Here’s my summary of the key issues overnight that affect New Zealand, with news the troubles with the Chinese economy are not going away.
But first, the US trade deficit widened slightly in May, led by a drop in exports that could raise concerns over weak overseas demand and a strong American dollar.
However the IMF has issued a positive report about the world’s largest economy, saying ‘growth is bouncing back’. Still, they have wondered about the wisdom of a rate hike in 2015 given the uncertain international situation.
The latest jobs data in America is maintaining its positive trend.
Across the Pacific, the Chinese stock market fell again overnight, taking little notice of the range of support measures put in place by the Chinese government over the past few days. Not helping was that it was widely noticed that the Chinese Premier didn’t bother to mention the market chaos in a statement on the economy.
In Europe, Greece has launched a desperate bid to win fresh aid from sceptical creditors at an emergency euro zone summit overnight, before the country’s banks run out of money. But the response is not good. The creditors said ‘no new proposals have been received’ despite their plea for ‘fast credible proposals’. And, just a day after it tightened the basis for Greek banks accessing more cash, the ECB warned overnight (p34) that “moral hazard” could be another reason to limit any more emergency liquidity assistance for those beleaguered institutions.
Back in our region, the final push is on to wrap up the Trans Pacific Partnership trade negotiations with expectations now that it will all be finalised by the end of the month.
In New York the UST 10yr yield benchmark is falling faster now and is down to 2.20%. That is about -10 bps lower than this time yesterday.
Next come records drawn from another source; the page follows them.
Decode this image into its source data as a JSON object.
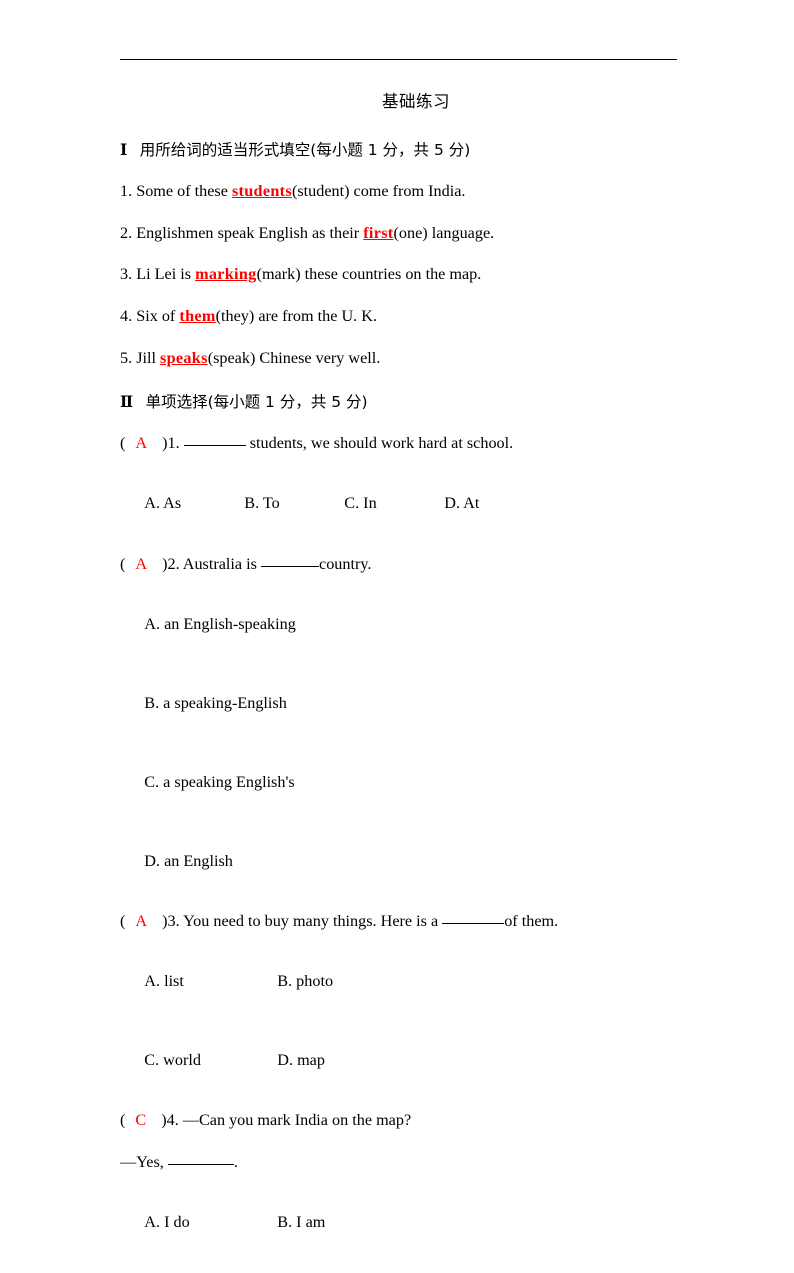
{
  "document": {
    "title": "基础练习"
  },
  "sections": [
    {
      "roman": "Ⅰ",
      "heading": "用所给词的适当形式填空(每小题 1 分，共 5 分)",
      "questions": [
        {
          "number": "1.",
          "before": " Some of these ",
          "answer": "students",
          "after": "(student) come from India."
        },
        {
          "number": "2.",
          "before": " Englishmen speak English as their ",
          "answer": "first",
          "after": "(one) language."
        },
        {
          "number": "3.",
          "before": " Li Lei is ",
          "answer": "marking",
          "after": "(mark) these countries on the map."
        },
        {
          "number": "4.",
          "before": " Six of ",
          "answer": "them",
          "after": "(they) are from the U. K."
        },
        {
          "number": "5.",
          "before": " Jill ",
          "answer": "speaks",
          "after": "(speak) Chinese very well."
        }
      ]
    },
    {
      "roman": "Ⅱ",
      "heading": "单项选择(每小题 1 分，共 5 分)",
      "questions": [
        {
          "open_paren": "(",
          "answer_letter": "A",
          "close_paren": ")",
          "number": "1.",
          "stem_before": " ",
          "stem_after": " students, we should work hard at school.",
          "options": [
            "A. As",
            "B. To",
            "C. In",
            "D. At"
          ],
          "option_layout": "cols4"
        },
        {
          "open_paren": "(",
          "answer_letter": "A",
          "close_paren": ")",
          "number": "2.",
          "stem_before": " Australia is ",
          "stem_after": "country.",
          "options": [
            "A. an English-speaking",
            "B. a speaking-English",
            "C. a speaking English's",
            "D. an English"
          ],
          "option_layout": "cols1"
        },
        {
          "open_paren": "(",
          "answer_letter": "A",
          "close_paren": ")",
          "number": "3.",
          "stem_before": " You need to buy many things. Here is a ",
          "stem_after": "of them.",
          "options": [
            "A. list",
            "B. photo",
            "C. world",
            "D. map"
          ],
          "option_layout": "cols2"
        },
        {
          "open_paren": "(",
          "answer_letter": "C",
          "close_paren": ")",
          "number": "4.",
          "stem_before": " —Can you mark India on the map?",
          "stem_after": "",
          "continuation_before": "—Yes,  ",
          "continuation_after": ".",
          "options": [
            "A. I do",
            "B. I am"
          ],
          "option_layout": "cols2"
        }
      ]
    }
  ]
}
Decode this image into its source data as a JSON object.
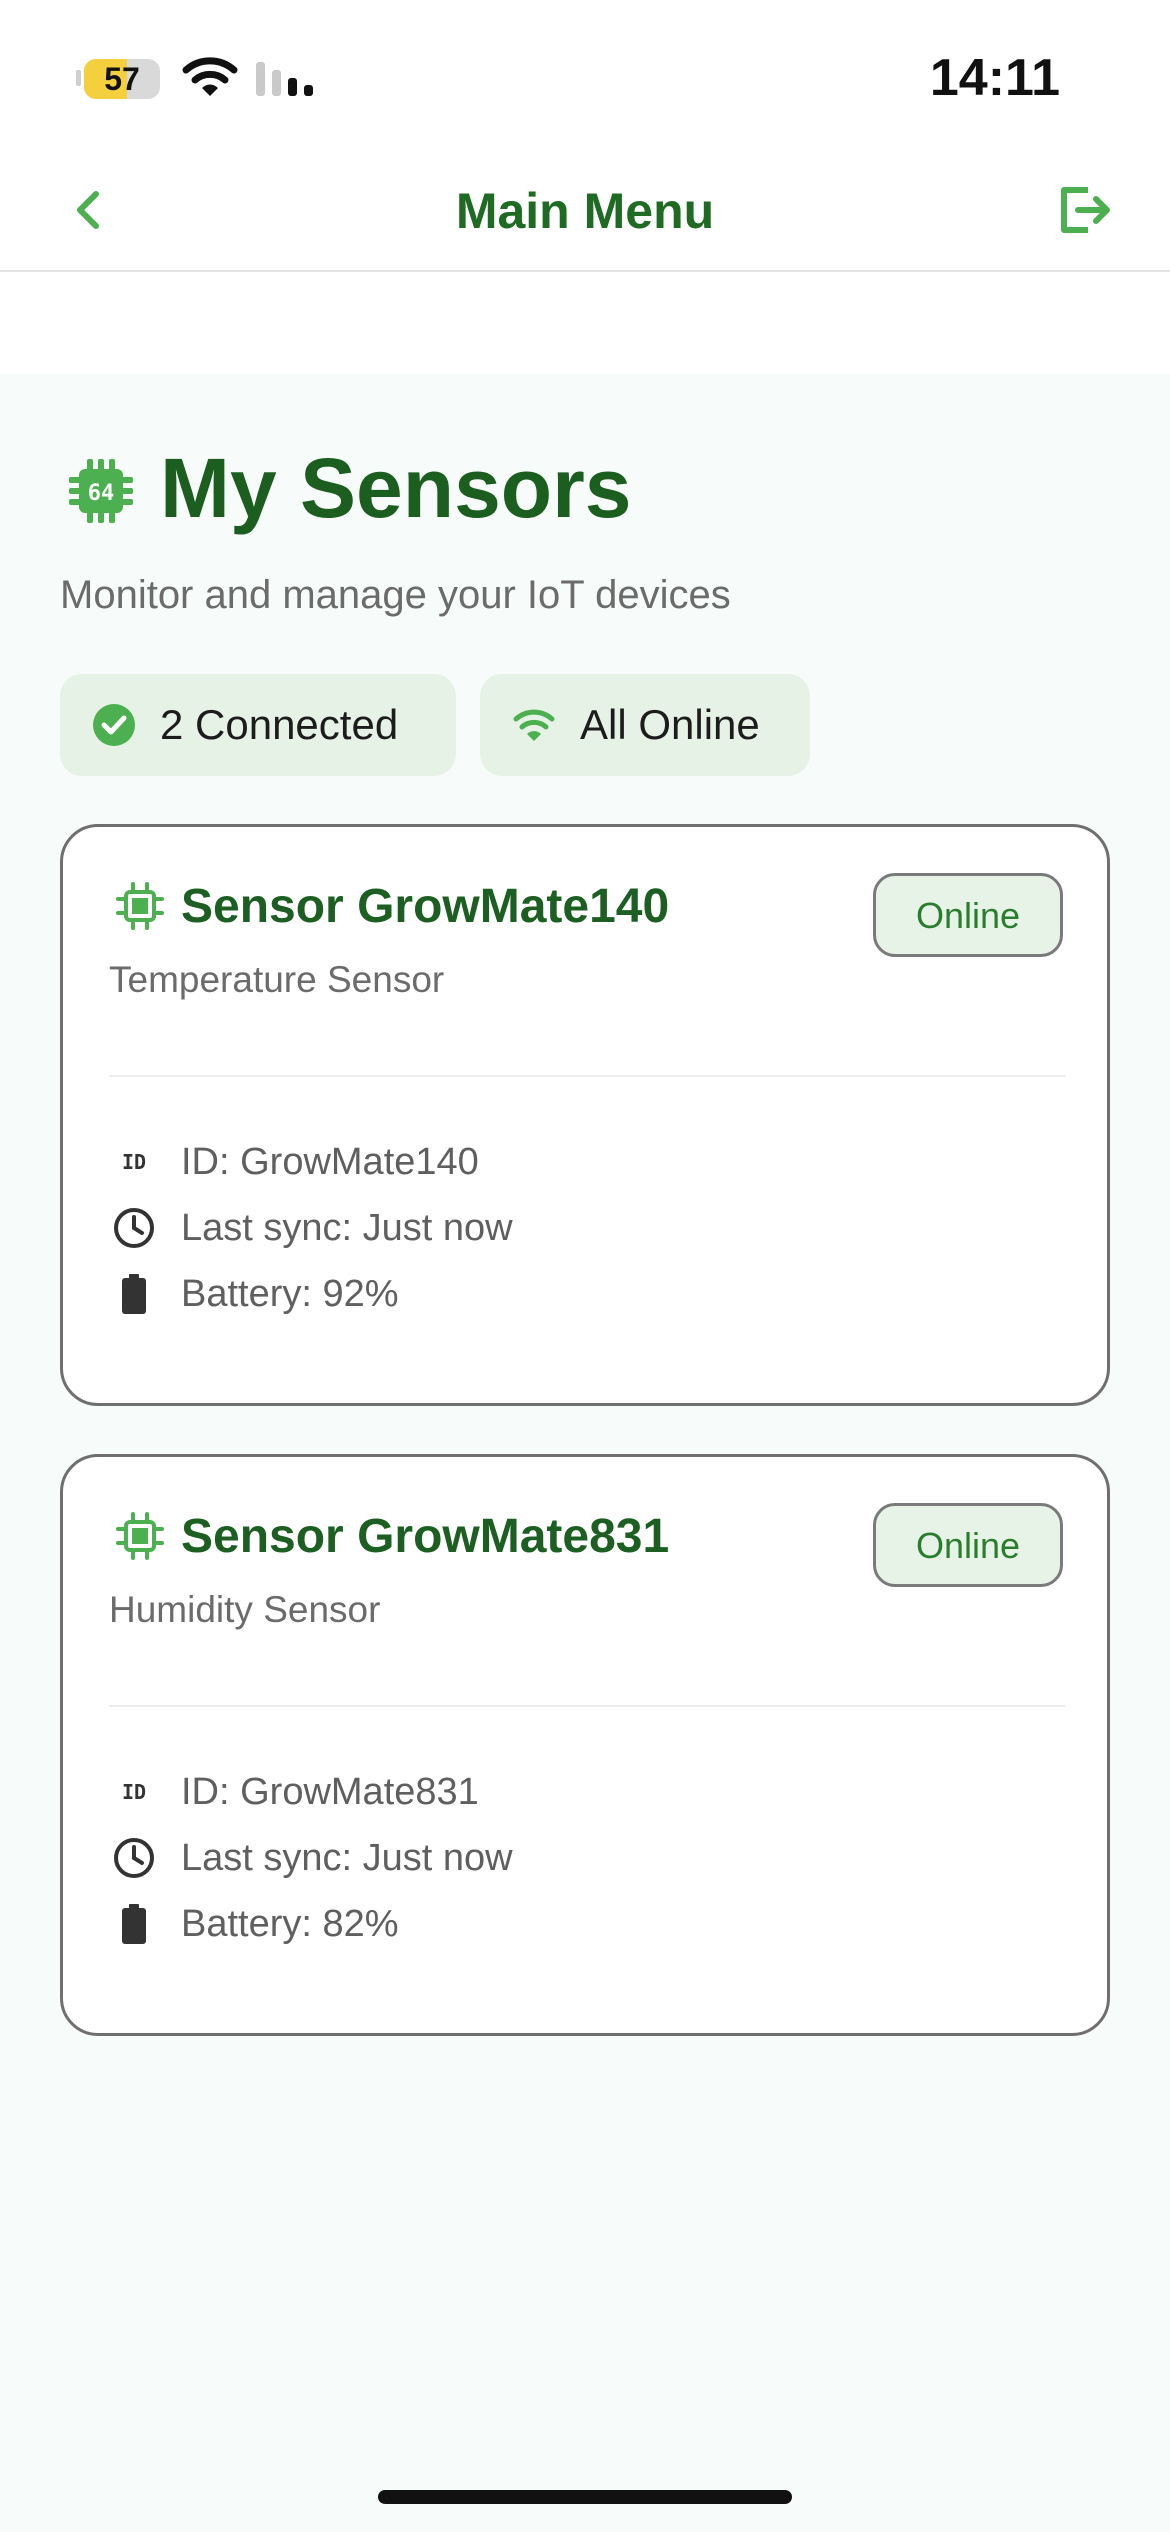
{
  "status_bar": {
    "battery_level": "57",
    "battery_fraction": 0.57,
    "time": "14:11"
  },
  "nav": {
    "back_icon": "chevron-left-icon",
    "title": "Main Menu",
    "logout_icon": "logout-icon"
  },
  "header": {
    "icon": "chip-icon",
    "title": "My Sensors",
    "subtitle": "Monitor and manage your IoT devices"
  },
  "chips": {
    "connected": {
      "icon": "check-circle-icon",
      "label": "2 Connected"
    },
    "online": {
      "icon": "wifi-icon",
      "label": "All Online"
    }
  },
  "sensors": [
    {
      "name": "Sensor GrowMate140",
      "type": "Temperature Sensor",
      "status": "Online",
      "id_text": "ID: GrowMate140",
      "sync_text": "Last sync: Just now",
      "battery_text": "Battery: 92%"
    },
    {
      "name": "Sensor GrowMate831",
      "type": "Humidity Sensor",
      "status": "Online",
      "id_text": "ID: GrowMate831",
      "sync_text": "Last sync: Just now",
      "battery_text": "Battery: 82%"
    }
  ],
  "colors": {
    "primary": "#1b5e20",
    "accent": "#4caf50",
    "chip_bg": "#e6f2e6",
    "badge_bg": "#e8f3e8",
    "battery_yellow": "#f4d03f"
  }
}
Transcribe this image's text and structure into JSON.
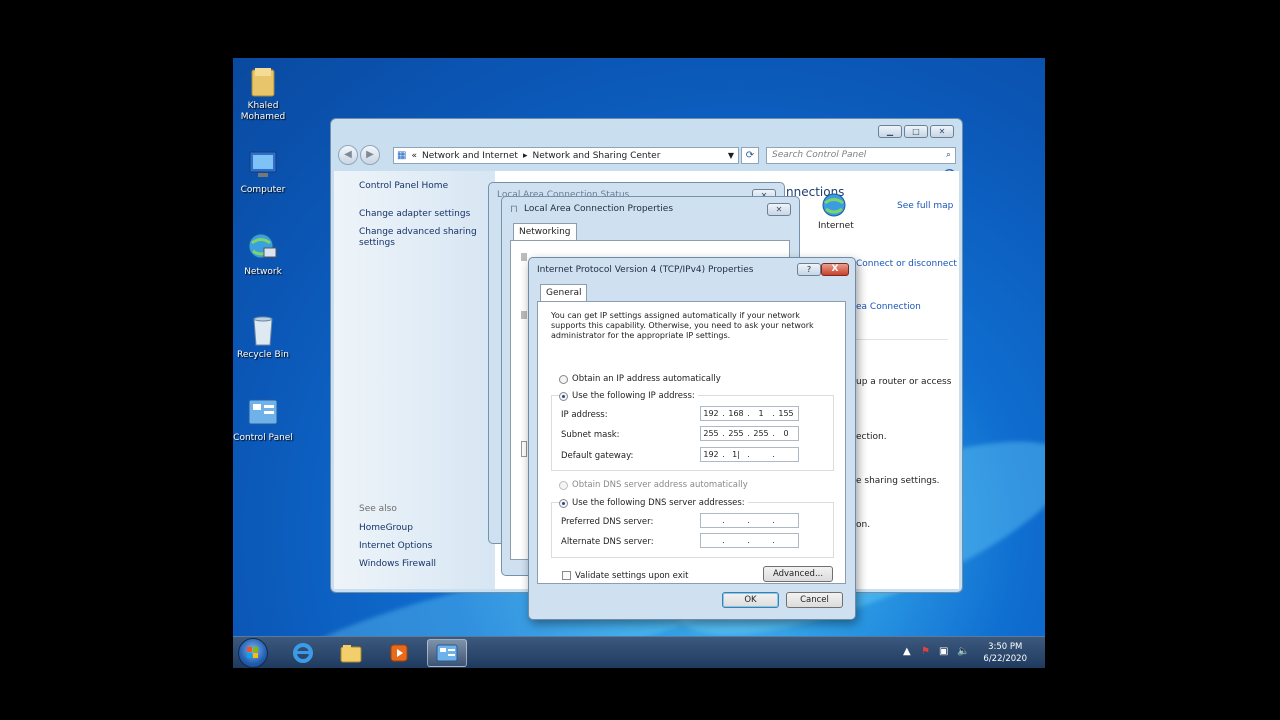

Local swap rates marked time yesterday but will undoubtedly react to this morning’s drop.
US oil markets are also down but less aggressively than yesterday. The US benchmark price now just above US$52/barrel, and Brent crude is at US$57/barrel.
The gold price is sharply lower at US$1,153/oz. That is almost a $20 fall and takes the price back to levels last seen briefly in March, but really back to 2010 levels.
The Kiwi dollar opens today down against the US dollar at 66.5 US¢, up against the Aussie dollar at 89.5 AU¢, and at 60.7 euro cents. The TWI-5 is at 71.1, and still a three year low.
If you want to catch up with all the local changes yesterday, we have an update here.
The easiest place to stay up with event risk today is by following our Economic Calendar here »